TO DO
Collect each line of the entries that holds the string "your".

EXTRACTED DATA
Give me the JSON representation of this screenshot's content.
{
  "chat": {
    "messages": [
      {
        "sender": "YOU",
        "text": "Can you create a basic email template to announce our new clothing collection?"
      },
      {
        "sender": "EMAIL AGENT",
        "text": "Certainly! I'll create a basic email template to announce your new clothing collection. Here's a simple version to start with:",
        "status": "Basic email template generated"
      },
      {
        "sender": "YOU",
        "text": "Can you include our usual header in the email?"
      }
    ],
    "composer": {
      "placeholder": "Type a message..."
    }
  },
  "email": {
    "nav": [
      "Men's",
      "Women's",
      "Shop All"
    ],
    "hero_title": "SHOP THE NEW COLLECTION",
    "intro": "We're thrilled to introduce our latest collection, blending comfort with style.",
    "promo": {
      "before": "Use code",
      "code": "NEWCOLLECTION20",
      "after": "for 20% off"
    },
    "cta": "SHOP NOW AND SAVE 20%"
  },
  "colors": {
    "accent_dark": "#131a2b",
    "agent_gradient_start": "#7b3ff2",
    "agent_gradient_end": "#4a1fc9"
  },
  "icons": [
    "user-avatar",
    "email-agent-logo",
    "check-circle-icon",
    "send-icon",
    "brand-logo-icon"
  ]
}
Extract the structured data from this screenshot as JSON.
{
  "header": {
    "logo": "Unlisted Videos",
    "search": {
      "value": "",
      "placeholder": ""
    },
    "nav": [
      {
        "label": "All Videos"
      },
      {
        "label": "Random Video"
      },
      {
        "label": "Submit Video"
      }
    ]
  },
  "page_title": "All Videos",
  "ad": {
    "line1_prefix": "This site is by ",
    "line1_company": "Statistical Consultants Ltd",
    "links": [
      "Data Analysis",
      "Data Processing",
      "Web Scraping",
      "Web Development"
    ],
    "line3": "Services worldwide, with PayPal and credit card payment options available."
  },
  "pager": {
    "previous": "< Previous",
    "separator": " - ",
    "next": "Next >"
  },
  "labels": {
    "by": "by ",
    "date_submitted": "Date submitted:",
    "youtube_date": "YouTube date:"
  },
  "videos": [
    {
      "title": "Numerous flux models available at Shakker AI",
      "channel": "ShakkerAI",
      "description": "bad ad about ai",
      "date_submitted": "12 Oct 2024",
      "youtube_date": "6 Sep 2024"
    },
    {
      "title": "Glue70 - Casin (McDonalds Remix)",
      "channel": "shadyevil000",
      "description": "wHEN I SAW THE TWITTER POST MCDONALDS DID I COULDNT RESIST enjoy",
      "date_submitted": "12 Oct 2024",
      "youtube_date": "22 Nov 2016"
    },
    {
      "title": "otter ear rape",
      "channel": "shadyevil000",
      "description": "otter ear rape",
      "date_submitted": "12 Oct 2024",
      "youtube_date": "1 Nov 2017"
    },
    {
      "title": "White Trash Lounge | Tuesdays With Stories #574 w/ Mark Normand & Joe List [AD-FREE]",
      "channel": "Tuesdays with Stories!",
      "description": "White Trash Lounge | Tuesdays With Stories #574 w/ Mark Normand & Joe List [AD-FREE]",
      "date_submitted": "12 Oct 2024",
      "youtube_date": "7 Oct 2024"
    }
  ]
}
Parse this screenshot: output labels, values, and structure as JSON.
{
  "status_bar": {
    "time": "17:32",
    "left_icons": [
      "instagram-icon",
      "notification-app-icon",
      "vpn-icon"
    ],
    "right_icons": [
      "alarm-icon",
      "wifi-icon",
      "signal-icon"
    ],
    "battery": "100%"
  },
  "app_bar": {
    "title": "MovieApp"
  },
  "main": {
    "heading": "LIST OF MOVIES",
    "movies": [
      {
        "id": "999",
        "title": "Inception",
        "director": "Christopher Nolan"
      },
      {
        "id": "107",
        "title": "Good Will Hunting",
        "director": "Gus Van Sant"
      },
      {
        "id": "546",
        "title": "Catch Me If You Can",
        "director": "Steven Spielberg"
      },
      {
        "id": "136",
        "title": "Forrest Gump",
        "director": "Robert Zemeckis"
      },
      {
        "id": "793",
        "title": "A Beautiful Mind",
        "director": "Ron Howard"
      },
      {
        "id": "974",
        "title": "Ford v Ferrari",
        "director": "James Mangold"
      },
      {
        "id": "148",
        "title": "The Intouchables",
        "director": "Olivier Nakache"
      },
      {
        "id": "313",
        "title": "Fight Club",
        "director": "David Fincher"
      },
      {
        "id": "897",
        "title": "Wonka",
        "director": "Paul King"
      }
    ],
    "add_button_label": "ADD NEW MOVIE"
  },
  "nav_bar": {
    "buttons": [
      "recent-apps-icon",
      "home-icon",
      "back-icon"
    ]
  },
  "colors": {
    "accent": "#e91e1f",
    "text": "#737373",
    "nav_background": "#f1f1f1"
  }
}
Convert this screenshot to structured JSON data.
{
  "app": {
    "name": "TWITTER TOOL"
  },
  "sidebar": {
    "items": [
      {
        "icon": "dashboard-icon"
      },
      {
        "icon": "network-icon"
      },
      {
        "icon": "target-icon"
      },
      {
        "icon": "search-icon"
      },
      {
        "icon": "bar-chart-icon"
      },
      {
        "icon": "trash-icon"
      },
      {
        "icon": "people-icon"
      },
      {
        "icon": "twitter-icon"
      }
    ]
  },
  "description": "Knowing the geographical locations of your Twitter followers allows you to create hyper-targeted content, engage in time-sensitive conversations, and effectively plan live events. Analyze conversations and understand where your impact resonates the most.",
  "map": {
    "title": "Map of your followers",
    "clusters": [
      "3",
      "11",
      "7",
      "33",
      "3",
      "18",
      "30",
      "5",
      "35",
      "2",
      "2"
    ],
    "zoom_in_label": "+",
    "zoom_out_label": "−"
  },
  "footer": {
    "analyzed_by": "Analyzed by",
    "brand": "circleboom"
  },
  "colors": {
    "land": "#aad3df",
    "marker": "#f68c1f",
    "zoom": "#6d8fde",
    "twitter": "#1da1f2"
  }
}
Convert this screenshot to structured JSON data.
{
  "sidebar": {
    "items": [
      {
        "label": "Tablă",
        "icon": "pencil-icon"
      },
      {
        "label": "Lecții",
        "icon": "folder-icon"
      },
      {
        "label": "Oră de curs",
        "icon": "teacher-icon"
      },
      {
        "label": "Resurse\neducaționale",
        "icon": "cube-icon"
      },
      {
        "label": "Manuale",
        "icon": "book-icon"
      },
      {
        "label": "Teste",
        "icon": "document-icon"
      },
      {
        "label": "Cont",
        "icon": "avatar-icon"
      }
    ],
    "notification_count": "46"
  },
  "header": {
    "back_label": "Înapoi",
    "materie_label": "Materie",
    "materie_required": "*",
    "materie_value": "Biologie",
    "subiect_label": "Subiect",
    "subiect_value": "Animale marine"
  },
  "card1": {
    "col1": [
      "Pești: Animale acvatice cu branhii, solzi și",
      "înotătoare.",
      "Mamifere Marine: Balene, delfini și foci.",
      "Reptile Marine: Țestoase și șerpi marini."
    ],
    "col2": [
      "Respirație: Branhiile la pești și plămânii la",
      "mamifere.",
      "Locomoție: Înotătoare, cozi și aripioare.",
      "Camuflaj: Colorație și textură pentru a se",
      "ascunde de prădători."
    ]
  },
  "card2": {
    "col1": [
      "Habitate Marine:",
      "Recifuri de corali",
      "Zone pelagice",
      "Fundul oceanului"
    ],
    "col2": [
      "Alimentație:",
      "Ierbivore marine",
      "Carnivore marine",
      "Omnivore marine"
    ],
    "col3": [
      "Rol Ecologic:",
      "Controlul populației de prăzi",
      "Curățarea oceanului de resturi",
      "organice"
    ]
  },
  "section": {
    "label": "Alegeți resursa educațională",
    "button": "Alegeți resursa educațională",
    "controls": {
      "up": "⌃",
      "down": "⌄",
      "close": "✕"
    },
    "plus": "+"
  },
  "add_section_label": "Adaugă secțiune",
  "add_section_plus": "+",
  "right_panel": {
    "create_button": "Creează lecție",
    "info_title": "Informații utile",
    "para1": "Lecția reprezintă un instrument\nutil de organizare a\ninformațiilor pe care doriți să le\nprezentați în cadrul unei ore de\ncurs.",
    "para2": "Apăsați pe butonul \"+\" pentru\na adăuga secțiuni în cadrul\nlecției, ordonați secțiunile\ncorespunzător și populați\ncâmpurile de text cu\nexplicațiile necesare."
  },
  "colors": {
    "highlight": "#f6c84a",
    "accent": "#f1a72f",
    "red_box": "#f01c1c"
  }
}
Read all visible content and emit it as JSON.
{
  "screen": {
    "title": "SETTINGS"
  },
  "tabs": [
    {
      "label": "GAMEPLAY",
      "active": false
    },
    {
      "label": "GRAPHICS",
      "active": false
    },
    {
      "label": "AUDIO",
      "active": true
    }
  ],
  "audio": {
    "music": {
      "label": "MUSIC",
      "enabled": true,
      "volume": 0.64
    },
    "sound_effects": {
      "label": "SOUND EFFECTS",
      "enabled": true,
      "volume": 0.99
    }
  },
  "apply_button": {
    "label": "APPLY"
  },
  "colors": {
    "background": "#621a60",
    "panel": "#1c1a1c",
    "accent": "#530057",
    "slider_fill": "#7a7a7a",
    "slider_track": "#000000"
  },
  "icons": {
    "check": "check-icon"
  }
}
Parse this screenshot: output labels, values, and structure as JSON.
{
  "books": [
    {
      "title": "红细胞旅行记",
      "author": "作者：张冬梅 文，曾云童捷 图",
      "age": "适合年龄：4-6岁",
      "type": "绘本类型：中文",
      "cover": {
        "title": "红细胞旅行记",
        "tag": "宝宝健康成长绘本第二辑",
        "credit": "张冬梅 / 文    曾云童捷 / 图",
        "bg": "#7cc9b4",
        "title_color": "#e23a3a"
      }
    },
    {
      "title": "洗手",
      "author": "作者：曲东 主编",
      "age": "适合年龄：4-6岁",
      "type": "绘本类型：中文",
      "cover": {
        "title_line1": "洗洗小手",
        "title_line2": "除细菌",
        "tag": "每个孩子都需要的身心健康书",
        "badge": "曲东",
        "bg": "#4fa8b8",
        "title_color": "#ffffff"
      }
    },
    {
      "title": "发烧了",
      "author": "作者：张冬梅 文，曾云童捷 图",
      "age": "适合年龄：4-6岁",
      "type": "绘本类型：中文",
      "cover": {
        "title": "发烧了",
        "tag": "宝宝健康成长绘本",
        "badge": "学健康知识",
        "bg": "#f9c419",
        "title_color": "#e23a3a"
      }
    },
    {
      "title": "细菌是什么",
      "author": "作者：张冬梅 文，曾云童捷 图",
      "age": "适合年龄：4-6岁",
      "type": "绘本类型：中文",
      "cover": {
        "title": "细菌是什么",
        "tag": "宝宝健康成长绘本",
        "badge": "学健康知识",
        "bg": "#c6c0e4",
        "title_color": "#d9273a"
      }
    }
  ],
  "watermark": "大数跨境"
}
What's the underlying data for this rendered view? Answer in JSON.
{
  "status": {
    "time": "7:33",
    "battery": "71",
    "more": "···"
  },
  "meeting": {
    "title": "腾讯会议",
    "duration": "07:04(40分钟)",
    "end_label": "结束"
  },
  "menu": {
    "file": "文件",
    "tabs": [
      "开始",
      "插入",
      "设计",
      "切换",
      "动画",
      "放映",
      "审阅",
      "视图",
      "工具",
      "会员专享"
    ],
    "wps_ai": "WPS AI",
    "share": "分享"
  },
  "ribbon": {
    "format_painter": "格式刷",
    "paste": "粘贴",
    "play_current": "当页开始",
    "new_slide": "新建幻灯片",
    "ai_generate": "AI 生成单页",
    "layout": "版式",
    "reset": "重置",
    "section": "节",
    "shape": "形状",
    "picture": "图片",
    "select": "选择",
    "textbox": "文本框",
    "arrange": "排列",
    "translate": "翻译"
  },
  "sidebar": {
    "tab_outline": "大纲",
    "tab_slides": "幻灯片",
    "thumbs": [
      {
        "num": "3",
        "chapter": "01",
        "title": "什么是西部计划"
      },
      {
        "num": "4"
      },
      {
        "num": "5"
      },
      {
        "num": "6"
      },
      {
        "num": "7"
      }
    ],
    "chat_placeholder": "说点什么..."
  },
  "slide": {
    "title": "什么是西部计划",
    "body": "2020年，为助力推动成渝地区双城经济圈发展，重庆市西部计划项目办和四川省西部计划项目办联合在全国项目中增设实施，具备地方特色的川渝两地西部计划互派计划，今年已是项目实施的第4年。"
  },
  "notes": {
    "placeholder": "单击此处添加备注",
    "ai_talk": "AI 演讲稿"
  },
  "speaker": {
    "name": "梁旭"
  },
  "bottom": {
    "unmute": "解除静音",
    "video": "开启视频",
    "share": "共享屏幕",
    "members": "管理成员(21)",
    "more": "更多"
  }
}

EXPECTED OUTPUT
        "text": "Certainly! I'll create a basic email template to announce your new clothing collection. Here's a simple version to start with:",
  "description": "Knowing the geographical locations of your Twitter followers allows you to create hyper-targeted content, engage in time-sensitive conversations, and effectively plan live events. Analyze conversations and understand where your impact resonates the most.",
    "title": "Map of your followers",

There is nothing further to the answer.